Sinodinos was powerful in the Liberal Party, some shareholders and board members were big donors and friends of senior Liberals, and phone calls to Macquarie Street were always answered. Just to make sure, a squad of former elected members, now lobbyists and party organisation figures, were put on the AWH payroll, some with the prospect of handsome success fees if they could get the PPP idea off the ground. This, not trivial arguments about remuneration of expenses, was to Sinodinos the main game - really the only game.

Even Santo Santoro, a player in Queensland Liberal affairs, wanted to get his snout in the trough by introducing AWH to the powers that be in the Newman government.

Sinodinos, arguing his case, did not have to disclose that he stood to make a big quid if the deal went through.
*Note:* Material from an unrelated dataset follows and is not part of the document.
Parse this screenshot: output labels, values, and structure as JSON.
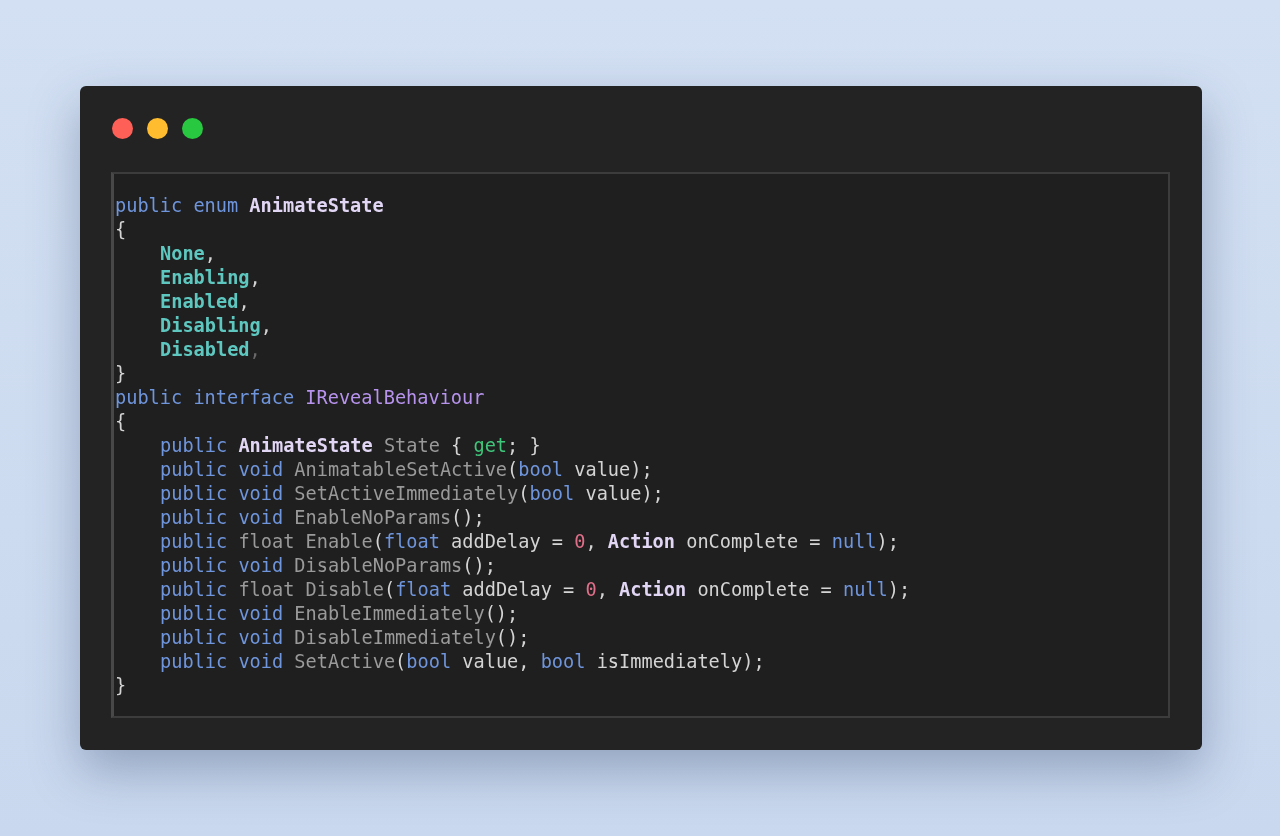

Or have to emphasise how many fingers he had in the political pie. People would have understood that he had an interest, he says. But his mission was to persuade politicians that it was good idea for the public interest - a win for the public, a win for AWH. That's what wins arguments with politicians.

In pursuit of that vision, he paid no attention to signs or warnings that the AWH story was not as he believed it to be. Nor was he interested in being told. He was going to be a captain of industry and commerce - and, if perhaps ultimately a rich man too, what of it? There's nothing wrong, surely, with being rewarded for taking risks. It's what free enterprise is all about. And should a guy be damned for being insufficiently suspicious of leading lights in business and in the NSW party? Where would it all end if that happened?

For Sinodinos, it is now impossible to see it ending with further executive political office. No one will say it directly to him - they hope he will see it himself - but he would be better out of the game altogether. Perhaps heading a charity, or something, until AWH is so long forgotten that Abbott can give him a knighthood. Or something.